But from a closer perspective, it was soon clear what that object was: A promotion tool from one of the most self-aware companies in the galaxy.
“A meteor did not crash into Downtown Los Angeles, and no, it’s not an alien invasion,” Los Angeles police said on Twitter, as speculation consumed the city and videos percolated through social media.
“Just a film shoot. This is Tinseltown after all.”
Red Bull filmed flare-wielding wingsuit jumpers against the backdrop of the supermoon, to the delight of people on the ground waiting with smartphones tilted up for the moment the jumpers touched down.
“Wearing wingsuits that shape the human body into an airfoil, they leapt from a helicopter 4,000 feet above L.A. and swooped into downtown at more than 120 mph,” Red Bull said in a statement. “To add a touch of Hollywood glitz, the suits were fitted with LED lights and sparking pyrotechnics that lit up the night sky as the sun set and the supermoon rose.”
The company said the three were experienced “Red Bull Air Force” jumpers, though the company’s claim of having an aerial attack force appears limited to stuntmen.
It became clear from social media that not everyone got the memo.
“Did anyone else see a meteor fly over downtown L.A. and the six helicopters surrounding it currently?!” one Twitter user wrote. “Y’all peepin that?!”

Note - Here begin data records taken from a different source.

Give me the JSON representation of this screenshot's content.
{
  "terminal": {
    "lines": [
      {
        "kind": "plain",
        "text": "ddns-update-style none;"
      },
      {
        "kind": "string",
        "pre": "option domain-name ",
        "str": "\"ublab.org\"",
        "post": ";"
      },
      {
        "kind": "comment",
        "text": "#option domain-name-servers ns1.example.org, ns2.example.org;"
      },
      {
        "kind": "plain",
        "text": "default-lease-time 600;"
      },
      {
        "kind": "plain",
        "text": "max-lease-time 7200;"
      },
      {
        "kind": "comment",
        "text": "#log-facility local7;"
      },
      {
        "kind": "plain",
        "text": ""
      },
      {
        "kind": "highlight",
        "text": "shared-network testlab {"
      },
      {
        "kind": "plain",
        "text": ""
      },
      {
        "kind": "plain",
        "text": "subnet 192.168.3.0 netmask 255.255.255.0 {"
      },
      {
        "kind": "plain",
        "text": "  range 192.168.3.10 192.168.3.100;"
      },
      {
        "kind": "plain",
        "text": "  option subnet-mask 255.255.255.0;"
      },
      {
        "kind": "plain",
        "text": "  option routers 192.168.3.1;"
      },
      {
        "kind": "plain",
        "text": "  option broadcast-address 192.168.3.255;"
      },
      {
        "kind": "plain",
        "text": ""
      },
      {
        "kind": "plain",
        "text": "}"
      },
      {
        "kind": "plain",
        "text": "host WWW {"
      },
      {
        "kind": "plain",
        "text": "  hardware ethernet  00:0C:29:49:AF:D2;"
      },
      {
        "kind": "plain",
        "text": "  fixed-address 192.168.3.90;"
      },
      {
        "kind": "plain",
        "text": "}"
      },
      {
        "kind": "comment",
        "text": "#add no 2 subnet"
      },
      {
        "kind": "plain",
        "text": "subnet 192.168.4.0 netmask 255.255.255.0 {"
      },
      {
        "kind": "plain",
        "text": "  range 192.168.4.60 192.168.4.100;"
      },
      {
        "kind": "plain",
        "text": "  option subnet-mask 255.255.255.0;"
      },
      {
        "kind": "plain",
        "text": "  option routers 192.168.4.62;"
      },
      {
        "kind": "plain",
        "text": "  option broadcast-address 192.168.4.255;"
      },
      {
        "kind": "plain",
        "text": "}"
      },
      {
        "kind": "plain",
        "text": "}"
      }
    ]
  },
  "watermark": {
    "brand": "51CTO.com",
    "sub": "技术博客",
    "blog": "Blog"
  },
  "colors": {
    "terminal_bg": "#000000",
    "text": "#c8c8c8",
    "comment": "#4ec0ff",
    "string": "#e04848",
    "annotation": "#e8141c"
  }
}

And another: “Did anyone else see that meteor over Downtown Los Angeles?? #crazy”